by Mitch Kokai
Senior Political Analyst, John Locke Foundation
As President-elect Joe Biden’s team has started taking shape, Republicans have shifted from casting his incoming administration as a collection of Bernie Sanders socialist castoffs to establishment corporate shills.
The prevalence of more centrist figures in the early stages of Biden’s team building rather than the most liberal elements of the Democratic Party strengthens the position of Republicans who would like to anchor their own party in the populism associated with President Trump, who still has yet to concede the presidential race and continues to contest the results in multiple states.
“My concerns, as I’ve said before, about what I’m seeing from Vice President Biden is [that] the people who he wants to be in his Cabinet are all a bunch of corporate liberals and warmongers,” Sen. Josh Hawley, a Missouri Republican, told reporters. “So I’d like to see him break the mold.”
Hawley has attempted to distinguish himself in his first Senate term as someone trying to formulate a coherent legislative agenda around Trump’s populist rhetoric that differs from the conventional Republican policies that have dominated since Ronald Reagan, which has earned him intraparty critics.
But this differs from the standard GOP criticism of Biden on the campaign trail. “If Biden wins in November and appoints Bernie Sanders as Secretary of State,” Texas Republican Sen. Ted Cruz tweeted in September, “we’ll see open hostility to our friend and ally Israel and an open embrace of tyrannical socialist dictators like Venezuela’s Maduro.”
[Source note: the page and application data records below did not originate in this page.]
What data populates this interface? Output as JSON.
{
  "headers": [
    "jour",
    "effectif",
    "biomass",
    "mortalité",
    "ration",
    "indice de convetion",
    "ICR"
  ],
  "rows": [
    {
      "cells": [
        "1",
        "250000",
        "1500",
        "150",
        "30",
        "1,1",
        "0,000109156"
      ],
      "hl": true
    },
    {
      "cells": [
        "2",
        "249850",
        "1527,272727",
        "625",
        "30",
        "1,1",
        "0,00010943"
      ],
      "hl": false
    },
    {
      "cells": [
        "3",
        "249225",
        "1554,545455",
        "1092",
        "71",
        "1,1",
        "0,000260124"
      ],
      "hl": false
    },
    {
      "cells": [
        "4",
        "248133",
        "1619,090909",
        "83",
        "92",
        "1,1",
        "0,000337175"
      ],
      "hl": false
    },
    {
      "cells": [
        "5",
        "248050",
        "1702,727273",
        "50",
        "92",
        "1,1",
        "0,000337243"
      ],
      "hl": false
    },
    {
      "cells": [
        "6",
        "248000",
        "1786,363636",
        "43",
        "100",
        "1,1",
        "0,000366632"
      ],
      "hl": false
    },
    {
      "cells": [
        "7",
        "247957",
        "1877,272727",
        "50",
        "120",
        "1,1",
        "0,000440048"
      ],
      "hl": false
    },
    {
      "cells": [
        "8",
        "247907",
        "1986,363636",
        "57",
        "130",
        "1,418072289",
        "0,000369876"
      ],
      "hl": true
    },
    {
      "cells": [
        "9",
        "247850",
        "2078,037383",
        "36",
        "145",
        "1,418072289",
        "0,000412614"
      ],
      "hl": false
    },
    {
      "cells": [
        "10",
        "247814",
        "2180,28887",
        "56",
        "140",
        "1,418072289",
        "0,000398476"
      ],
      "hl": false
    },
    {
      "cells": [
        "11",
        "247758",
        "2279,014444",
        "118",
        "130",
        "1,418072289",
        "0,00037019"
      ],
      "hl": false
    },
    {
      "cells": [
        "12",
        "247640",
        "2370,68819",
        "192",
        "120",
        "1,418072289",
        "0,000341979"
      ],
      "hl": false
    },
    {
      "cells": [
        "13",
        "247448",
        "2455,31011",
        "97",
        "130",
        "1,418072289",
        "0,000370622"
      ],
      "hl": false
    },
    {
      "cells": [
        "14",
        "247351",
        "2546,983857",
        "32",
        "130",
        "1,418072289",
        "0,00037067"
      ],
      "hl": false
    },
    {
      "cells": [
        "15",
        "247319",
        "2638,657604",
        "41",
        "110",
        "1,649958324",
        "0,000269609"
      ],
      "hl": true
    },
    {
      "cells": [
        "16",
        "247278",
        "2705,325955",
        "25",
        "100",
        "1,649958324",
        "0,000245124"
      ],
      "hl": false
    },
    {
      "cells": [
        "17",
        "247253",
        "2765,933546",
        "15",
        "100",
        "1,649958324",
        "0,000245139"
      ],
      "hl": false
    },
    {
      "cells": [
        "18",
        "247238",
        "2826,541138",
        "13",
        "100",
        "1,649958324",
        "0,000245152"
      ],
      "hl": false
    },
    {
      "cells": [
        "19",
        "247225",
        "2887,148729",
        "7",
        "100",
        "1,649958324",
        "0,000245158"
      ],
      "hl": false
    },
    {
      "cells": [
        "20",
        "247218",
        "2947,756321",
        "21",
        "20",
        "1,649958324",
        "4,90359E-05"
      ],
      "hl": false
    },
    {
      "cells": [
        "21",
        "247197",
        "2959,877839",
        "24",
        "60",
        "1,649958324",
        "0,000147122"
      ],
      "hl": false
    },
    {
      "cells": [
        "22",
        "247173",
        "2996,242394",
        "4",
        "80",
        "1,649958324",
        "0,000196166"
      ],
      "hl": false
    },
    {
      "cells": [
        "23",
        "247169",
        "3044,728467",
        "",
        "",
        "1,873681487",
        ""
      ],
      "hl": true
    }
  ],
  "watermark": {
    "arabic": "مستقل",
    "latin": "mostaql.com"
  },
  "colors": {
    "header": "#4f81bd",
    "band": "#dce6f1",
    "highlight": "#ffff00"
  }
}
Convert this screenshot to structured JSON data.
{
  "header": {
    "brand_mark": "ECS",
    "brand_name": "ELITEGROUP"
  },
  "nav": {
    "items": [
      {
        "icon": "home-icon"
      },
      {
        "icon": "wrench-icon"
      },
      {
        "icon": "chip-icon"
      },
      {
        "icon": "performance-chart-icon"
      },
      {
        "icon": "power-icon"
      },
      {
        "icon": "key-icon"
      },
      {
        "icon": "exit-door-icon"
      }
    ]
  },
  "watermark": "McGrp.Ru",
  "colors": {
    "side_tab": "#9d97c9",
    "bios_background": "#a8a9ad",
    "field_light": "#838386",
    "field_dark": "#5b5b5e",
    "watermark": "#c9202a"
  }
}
One intraparty critic of Hawley suggested this is a departure from the Missouri lawmaker’s own warnings about a Biden administration, noting he told Fox News’s Tucker Carlson that the former vice president was “in thrall” to the “Marxist Left.”